What to work on: All of the data below is to be output exactly as written.

_ _ _

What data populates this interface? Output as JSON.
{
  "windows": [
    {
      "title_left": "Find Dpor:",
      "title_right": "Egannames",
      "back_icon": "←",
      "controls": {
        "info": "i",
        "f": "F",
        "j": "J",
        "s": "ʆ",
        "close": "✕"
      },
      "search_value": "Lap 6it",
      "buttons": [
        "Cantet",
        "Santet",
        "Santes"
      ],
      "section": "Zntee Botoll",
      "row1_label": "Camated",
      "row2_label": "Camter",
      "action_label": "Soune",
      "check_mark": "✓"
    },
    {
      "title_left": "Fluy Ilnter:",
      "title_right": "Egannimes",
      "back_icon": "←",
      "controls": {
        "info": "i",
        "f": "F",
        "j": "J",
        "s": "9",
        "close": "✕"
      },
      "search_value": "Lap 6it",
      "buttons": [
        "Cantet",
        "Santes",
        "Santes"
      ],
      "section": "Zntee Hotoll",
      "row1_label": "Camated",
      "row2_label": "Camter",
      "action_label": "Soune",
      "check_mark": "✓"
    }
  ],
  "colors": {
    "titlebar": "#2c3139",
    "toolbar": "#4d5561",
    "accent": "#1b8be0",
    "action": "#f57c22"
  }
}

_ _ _

Answer section:
What data populates this interface? Output as JSON.
{
  "windows": [
    {
      "title_left": "Find Dpor:",
      "title_right": "Egannames",
      "back_icon": "←",
      "controls": {
        "info": "i",
        "f": "F",
        "j": "J",
        "s": "ʆ",
        "close": "✕"
      },
      "search_value": "Lap 6it",
      "buttons": [
        "Cantet",
        "Santet",
        "Santes"
      ],
      "section": "Zntee Botoll",
      "row1_label": "Camated",
      "row2_label": "Camter",
      "action_label": "Soune",
      "check_mark": "✓"
    },
    {
      "title_left": "Fluy Ilnter:",
      "title_right": "Egannimes",
      "back_icon": "←",
      "controls": {
        "info": "i",
        "f": "F",
        "j": "J",
        "s": "9",
        "close": "✕"
      },
      "search_value": "Lap 6it",
      "buttons": [
        "Cantet",
        "Santes",
        "Santes"
      ],
      "section": "Zntee Hotoll",
      "row1_label": "Camated",
      "row2_label": "Camter",
      "action_label": "Soune",
      "check_mark": "✓"
    }
  ],
  "colors": {
    "titlebar": "#2c3139",
    "toolbar": "#4d5561",
    "accent": "#1b8be0",
    "action": "#f57c22"
  }
}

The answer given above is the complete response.